'''

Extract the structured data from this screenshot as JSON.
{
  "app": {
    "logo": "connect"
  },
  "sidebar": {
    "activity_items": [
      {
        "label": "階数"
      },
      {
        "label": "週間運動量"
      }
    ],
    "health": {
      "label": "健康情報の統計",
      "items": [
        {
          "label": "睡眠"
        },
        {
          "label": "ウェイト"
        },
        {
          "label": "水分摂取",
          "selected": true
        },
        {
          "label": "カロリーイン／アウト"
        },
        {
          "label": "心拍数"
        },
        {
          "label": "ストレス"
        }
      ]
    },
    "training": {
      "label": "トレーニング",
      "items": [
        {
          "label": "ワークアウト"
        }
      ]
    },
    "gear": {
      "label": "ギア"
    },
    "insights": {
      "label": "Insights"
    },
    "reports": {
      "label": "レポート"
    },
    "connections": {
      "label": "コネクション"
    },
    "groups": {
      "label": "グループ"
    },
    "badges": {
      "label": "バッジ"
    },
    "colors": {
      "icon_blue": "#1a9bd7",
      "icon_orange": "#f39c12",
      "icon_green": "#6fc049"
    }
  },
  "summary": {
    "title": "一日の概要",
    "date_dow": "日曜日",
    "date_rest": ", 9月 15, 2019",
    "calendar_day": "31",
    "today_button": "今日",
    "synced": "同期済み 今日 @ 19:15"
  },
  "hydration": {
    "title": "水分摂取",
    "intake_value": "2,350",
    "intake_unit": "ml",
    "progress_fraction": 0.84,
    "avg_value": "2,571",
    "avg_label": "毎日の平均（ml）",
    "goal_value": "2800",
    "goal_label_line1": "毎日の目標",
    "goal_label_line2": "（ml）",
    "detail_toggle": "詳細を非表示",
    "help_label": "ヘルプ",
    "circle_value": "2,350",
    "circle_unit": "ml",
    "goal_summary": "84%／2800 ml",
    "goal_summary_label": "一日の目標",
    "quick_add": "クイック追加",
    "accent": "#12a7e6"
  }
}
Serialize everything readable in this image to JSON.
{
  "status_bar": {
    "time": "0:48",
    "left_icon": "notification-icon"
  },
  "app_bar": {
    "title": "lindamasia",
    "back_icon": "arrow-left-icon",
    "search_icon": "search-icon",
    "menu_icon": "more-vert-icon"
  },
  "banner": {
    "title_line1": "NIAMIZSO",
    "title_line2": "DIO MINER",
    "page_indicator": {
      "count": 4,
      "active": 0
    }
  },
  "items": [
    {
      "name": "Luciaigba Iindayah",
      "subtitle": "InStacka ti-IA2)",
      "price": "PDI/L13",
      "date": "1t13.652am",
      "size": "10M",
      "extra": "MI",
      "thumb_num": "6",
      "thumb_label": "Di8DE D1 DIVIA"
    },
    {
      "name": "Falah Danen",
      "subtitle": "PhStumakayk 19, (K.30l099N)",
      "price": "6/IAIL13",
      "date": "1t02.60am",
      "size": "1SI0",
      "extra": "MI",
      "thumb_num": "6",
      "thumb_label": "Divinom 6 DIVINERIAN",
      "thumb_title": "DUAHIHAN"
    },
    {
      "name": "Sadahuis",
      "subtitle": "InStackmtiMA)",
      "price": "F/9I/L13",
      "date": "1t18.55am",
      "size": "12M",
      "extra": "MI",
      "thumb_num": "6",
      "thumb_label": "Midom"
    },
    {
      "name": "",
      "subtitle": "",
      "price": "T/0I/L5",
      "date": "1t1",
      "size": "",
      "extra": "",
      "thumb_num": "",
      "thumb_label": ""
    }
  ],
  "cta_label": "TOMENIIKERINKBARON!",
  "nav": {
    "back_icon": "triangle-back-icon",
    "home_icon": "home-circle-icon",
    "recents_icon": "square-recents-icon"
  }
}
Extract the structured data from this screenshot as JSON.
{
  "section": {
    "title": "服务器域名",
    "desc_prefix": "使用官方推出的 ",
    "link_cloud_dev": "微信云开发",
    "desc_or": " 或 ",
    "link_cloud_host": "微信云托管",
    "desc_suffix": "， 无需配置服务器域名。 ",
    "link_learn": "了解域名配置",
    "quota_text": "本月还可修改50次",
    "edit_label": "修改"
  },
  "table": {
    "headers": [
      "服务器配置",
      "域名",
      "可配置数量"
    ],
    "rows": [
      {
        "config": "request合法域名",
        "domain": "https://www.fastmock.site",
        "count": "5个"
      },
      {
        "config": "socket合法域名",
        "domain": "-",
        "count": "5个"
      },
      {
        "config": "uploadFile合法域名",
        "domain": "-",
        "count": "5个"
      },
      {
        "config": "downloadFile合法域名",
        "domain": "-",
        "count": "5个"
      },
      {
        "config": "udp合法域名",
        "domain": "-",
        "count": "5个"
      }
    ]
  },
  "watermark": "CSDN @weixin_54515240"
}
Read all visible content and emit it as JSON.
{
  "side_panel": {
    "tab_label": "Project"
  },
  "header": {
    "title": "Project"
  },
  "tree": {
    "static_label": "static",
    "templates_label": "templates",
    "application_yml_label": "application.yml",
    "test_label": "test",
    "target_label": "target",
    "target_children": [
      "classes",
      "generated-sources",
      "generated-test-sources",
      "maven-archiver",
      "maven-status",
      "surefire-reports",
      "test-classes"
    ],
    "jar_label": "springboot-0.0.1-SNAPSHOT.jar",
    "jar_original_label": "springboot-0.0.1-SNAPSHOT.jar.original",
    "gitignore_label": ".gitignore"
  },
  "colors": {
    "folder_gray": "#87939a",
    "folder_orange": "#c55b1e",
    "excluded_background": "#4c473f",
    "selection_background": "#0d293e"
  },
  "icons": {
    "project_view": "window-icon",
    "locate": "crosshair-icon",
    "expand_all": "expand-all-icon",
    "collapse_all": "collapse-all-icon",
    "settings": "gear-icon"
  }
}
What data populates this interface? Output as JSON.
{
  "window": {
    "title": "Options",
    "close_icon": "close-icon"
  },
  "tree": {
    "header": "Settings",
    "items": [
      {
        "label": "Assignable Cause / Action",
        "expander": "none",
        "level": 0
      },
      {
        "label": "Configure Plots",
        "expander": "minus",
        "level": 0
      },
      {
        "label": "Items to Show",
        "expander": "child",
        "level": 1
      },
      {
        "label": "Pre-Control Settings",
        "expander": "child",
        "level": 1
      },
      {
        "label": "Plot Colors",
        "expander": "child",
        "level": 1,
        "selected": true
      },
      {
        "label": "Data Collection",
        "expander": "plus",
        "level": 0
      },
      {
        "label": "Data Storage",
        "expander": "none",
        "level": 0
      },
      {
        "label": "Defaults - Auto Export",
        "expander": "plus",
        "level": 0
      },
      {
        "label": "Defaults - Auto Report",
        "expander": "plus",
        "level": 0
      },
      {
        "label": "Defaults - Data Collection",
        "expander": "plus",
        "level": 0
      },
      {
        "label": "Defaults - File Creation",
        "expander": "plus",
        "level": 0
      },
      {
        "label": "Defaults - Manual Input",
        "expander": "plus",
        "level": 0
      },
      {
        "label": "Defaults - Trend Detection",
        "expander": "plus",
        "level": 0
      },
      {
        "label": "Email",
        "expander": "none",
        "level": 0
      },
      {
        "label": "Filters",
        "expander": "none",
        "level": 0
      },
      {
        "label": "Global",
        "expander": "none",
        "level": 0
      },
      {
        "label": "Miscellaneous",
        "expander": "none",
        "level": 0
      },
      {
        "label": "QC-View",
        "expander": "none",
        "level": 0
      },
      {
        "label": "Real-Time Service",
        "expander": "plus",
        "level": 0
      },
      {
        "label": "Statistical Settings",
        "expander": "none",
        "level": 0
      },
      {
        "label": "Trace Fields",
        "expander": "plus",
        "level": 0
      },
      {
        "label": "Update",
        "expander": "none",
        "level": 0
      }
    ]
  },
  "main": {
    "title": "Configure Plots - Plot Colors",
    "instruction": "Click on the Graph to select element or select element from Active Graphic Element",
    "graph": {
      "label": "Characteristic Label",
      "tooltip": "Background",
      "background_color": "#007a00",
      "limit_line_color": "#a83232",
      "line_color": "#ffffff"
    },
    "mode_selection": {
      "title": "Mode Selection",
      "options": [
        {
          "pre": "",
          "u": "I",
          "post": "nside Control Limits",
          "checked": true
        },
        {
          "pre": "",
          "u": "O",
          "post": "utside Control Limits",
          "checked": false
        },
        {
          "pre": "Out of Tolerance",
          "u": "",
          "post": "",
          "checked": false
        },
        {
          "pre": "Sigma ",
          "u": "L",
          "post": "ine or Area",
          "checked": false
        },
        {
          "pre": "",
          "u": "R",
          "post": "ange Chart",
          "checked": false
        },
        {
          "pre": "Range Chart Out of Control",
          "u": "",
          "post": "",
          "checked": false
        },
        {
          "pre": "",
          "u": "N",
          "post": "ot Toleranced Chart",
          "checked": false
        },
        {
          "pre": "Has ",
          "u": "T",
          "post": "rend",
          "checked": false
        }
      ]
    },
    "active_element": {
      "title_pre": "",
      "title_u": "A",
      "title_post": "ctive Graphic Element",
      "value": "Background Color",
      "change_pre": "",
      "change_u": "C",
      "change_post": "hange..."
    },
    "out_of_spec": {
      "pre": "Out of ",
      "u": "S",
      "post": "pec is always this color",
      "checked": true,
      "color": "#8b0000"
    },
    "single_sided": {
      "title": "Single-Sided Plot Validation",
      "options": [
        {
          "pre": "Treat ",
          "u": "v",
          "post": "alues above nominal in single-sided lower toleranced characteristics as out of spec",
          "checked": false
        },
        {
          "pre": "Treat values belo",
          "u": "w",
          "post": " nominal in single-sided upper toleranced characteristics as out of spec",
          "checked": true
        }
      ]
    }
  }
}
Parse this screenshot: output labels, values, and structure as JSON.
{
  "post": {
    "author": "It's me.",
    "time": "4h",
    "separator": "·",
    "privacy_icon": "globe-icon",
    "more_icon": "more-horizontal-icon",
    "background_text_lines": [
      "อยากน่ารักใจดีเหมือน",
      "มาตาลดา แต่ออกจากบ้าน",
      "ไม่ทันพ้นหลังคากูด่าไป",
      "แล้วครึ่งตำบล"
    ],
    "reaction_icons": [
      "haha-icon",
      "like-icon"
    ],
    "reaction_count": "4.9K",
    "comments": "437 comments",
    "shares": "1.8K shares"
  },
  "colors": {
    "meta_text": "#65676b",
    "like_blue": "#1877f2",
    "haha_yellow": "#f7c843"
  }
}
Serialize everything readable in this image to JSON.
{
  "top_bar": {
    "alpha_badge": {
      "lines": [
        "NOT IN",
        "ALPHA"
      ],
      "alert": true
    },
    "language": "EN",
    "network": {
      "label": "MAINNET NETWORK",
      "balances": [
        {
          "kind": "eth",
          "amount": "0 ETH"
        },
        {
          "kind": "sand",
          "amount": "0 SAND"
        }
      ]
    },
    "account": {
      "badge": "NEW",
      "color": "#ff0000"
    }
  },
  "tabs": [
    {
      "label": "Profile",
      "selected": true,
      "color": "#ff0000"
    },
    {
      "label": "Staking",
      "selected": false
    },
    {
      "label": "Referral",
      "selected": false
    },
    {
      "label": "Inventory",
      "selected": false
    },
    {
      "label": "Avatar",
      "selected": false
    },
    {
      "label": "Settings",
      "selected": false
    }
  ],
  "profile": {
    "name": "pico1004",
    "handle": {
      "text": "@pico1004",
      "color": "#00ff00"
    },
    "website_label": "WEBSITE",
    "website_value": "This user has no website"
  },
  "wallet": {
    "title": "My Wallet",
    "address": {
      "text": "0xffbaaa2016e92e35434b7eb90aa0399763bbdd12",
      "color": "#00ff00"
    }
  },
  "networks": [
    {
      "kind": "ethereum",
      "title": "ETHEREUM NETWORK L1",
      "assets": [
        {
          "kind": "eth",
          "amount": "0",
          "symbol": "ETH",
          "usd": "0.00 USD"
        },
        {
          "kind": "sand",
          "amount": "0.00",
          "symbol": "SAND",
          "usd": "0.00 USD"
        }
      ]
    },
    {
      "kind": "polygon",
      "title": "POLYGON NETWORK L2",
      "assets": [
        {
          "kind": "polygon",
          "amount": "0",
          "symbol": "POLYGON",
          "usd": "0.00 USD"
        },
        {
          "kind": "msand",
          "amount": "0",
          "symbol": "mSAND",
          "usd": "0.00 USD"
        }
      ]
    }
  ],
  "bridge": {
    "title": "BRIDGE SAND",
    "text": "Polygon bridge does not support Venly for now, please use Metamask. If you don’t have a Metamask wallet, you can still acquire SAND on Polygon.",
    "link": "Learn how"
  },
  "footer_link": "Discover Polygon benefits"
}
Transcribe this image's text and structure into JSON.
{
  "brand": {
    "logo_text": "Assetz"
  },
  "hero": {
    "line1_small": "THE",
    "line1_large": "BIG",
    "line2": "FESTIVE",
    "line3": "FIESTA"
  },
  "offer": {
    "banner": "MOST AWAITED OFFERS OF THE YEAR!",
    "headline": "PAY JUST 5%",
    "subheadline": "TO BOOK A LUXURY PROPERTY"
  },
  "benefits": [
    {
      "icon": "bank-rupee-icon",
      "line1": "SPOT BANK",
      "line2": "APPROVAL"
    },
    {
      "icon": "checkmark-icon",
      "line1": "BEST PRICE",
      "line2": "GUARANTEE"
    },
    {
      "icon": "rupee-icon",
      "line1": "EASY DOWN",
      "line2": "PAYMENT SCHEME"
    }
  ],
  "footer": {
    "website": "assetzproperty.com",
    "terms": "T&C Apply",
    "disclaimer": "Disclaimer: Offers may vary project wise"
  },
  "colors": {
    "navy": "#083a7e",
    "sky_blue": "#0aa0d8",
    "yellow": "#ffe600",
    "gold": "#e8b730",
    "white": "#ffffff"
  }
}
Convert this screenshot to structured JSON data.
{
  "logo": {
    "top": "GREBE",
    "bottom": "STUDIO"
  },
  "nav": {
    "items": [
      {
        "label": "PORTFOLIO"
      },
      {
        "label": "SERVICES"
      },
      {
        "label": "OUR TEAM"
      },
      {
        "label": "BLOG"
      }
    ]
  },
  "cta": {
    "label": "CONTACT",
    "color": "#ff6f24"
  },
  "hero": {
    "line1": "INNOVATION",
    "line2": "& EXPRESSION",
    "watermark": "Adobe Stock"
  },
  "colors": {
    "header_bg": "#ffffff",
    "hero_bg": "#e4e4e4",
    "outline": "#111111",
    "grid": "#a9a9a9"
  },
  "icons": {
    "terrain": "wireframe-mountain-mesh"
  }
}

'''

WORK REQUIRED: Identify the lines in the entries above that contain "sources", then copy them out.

THE ANSWER:
      "generated-sources",
      "generated-test-sources",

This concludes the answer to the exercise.